[Author: Alex Kelly, Suitability: All]Other Social Skills Materials Available:101 Games for Social SkillsThis invaluable new book is packed with creative and dynamic games that willhelp children to develop positive relationships. There are 2 sections to the book;the first part includes games that teach looking, listening, speaking, thinkingand concentration skills. The second consolidates the 5 skill areas and providesopportunities for children to apply them in different social contexts. All of theactivities have been tried, tested and thoroughly enjoyed! They are suitable forschools, youth groups, young adults’ groups, health departments and socialservices. Contains 144 pages (246 x 168mm).101 Games for Self EsteemThis practical book provides a comprehensive collection of innovative gamesthat are essential for any teacher interested in unlocking the full potential ofchildren by promoting their self-esteem. This is vital, as a positive self-imageleads to more effective social skills. 101 Games for Self-Esteem is full ofexciting and engaging games that promote an enjoyable environment in whichto teach and encourage children. The games are a great way for children tolearn how to relate well to others, feel more positive about themselves and toteach valuable skills, such as self-awareness, empathy, co-operation and theconfidence to trust. Benefiting from the authors' considerable knowledge andexperience, this book will enable teachers to share in the fun, humour andfriendship of games, with the positive knowledge that these childhoodexperiences will help shape the adult lives of their pupils. Contains 144 pages(246 x 168mm).Social Skills Activities for Special ChildrenFor all teachers of children with special needs, here are 142 ready-to-uselessons and reproducible line master activity sheets to help children becomeaware of acceptable social behaviour and develop proficiency in acquiring basicsocial skills. Each lesson places a specific skill within the context of real-lifesituations. It gives the teacher a means to guide students to think about thesocial skill and why it is important, and provides a hands-on activity for studentsto work through, think about, discuss, and practice in or outside of theclassroom.GPG- Social Skills Training Group- NEPS- 2015

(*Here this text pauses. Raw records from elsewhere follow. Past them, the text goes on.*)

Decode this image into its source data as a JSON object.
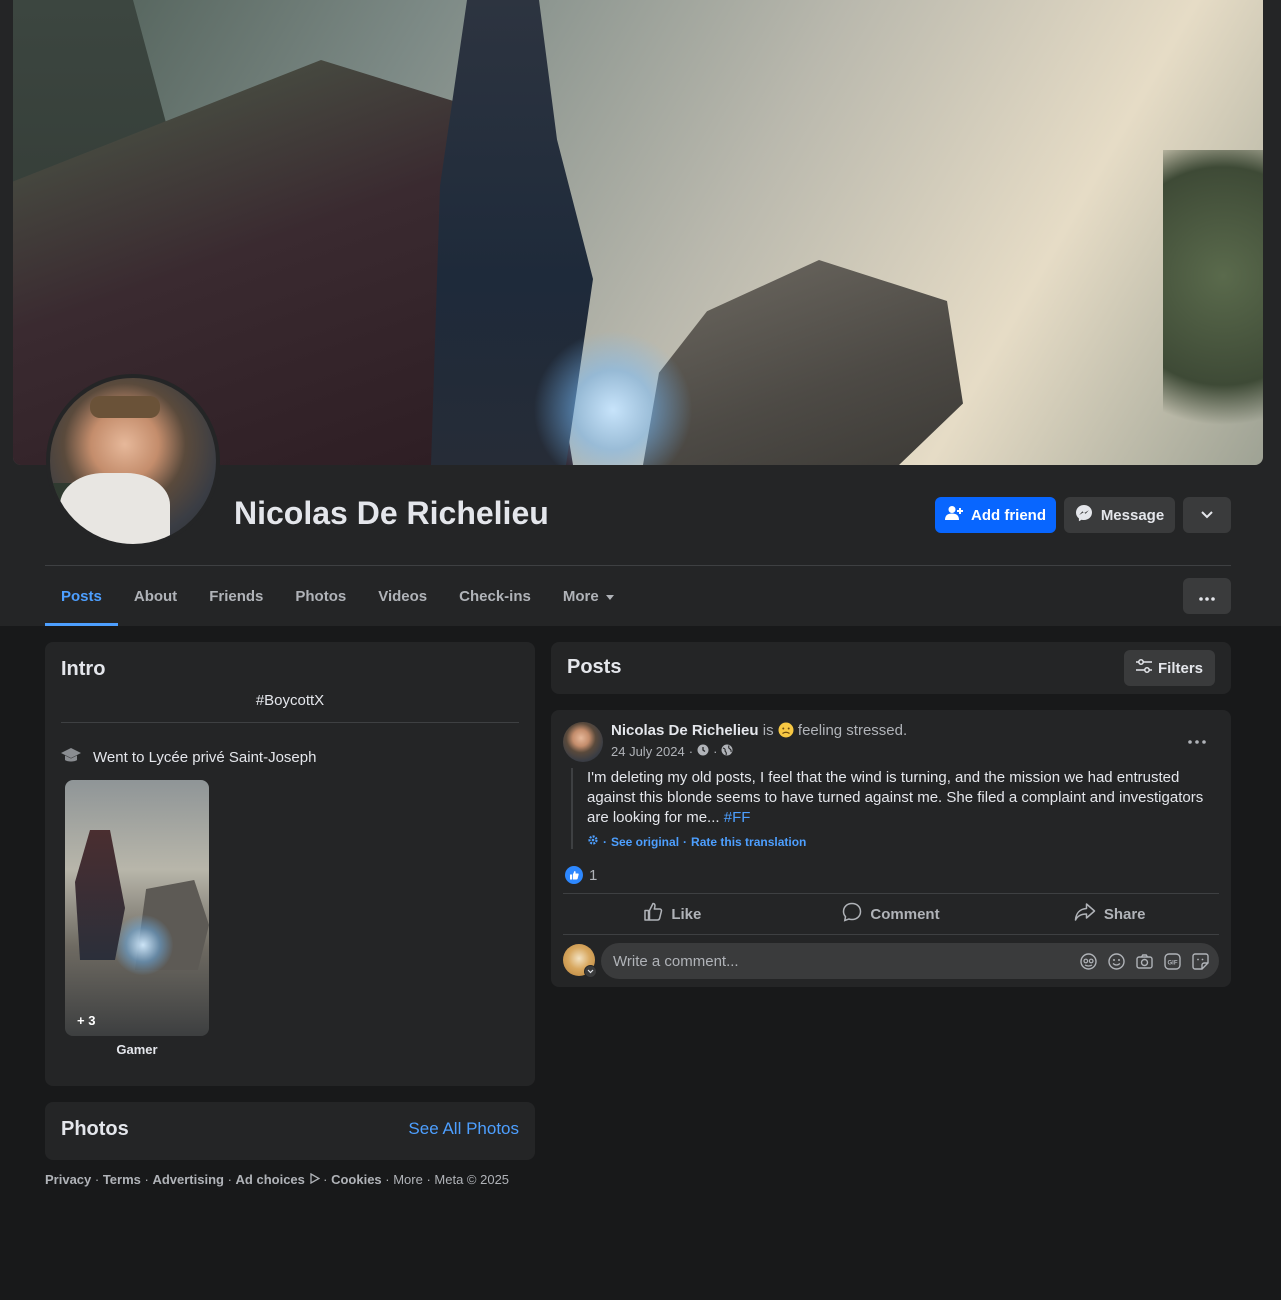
{
  "profile": {
    "name": "Nicolas De Richelieu",
    "add_friend_label": "Add friend",
    "message_label": "Message"
  },
  "tabs": [
    {
      "label": "Posts",
      "active": true
    },
    {
      "label": "About"
    },
    {
      "label": "Friends"
    },
    {
      "label": "Photos"
    },
    {
      "label": "Videos"
    },
    {
      "label": "Check-ins"
    },
    {
      "label": "More"
    }
  ],
  "intro": {
    "title": "Intro",
    "bio": "#BoycottX",
    "education": "Went to Lycée privé Saint-Joseph",
    "featured": {
      "count": "+ 3",
      "label": "Gamer"
    }
  },
  "photos_card": {
    "title": "Photos",
    "see_all": "See All Photos"
  },
  "footer": {
    "links": [
      "Privacy",
      "Terms",
      "Advertising",
      "Ad choices",
      "Cookies",
      "More"
    ],
    "copyright": "Meta © 2025"
  },
  "posts_header": {
    "title": "Posts",
    "filters_label": "Filters"
  },
  "post": {
    "author": "Nicolas De Richelieu",
    "is": "is",
    "feeling": "feeling stressed.",
    "date": "24 July 2024",
    "text": "I'm deleting my old posts, I feel that the wind is turning, and the mission we had entrusted against this blonde seems to have turned against me. She filed a complaint and investigators are looking for me...",
    "hashtag": "#FF",
    "see_original": "See original",
    "rate_translation": "Rate this translation",
    "like_count": "1",
    "actions": {
      "like": "Like",
      "comment": "Comment",
      "share": "Share"
    },
    "comment_placeholder": "Write a comment..."
  },
  "colors": {
    "accent": "#0866ff",
    "link": "#4d9fff",
    "background": "#18191a",
    "card": "#242526"
  }
}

Jed Baker Resources for Children with Social Skills DifficultiesThere are a range of publications in this series including:‘Social Skills Training for Children and Adolescents with Asperger Syndromeand Social-Communication Disorders (2003)’. Published by AAPCPrice 50 approx.‘Social Skills Picture Book for High School and Beyond. (2001)’. Published byFuture Horizons. Price 44 approx.‘Social Skills Training and Frustration Manual –DVD (2007)’. Published byFuture Horizons. Price 130 approx.STOP, Think, Do, Social Skills Training by Lindy PetersenFinally, the classic 1989 ‘Stop, Think, Do Social Skills Training’ has beenrevised and below are the current editions. Outside the Box organise on-linetraining in the use of these resources and have very positive evaluations of theuse of this resource in Ireland.Stop and Think Learning, a Teacher’s Guide (1995). Price 30 approx.Stop, Think, Do, Social Skills Training, Early Years 4-8yrs (2009). Price 60Stop, Think, Do, Social Skills Training, Primary Years Schooling, 8-12yrs(2009). Price 60 approx.Stop, Think, Do, Social Skills Training, Middle Year, 12-15 (2004). Price 60approx.Stop and Think Friendship DVD Package (2006). Price 70 approx.Social Savvy, Help your child fit in with others (2008). Price 20 approx.GPG- Social Skills Training Group- NEPS- 2015

GPG- Social Skills Training Group- NEPS- 2015 Setting Up a Social Skills Group Purpose of a Social Skills Group: The aim is to teach and develop social and behavioural skills that may be absent or ineffectively used. To identify and evaluate an effective and user-friendly programme that can be implemented by the school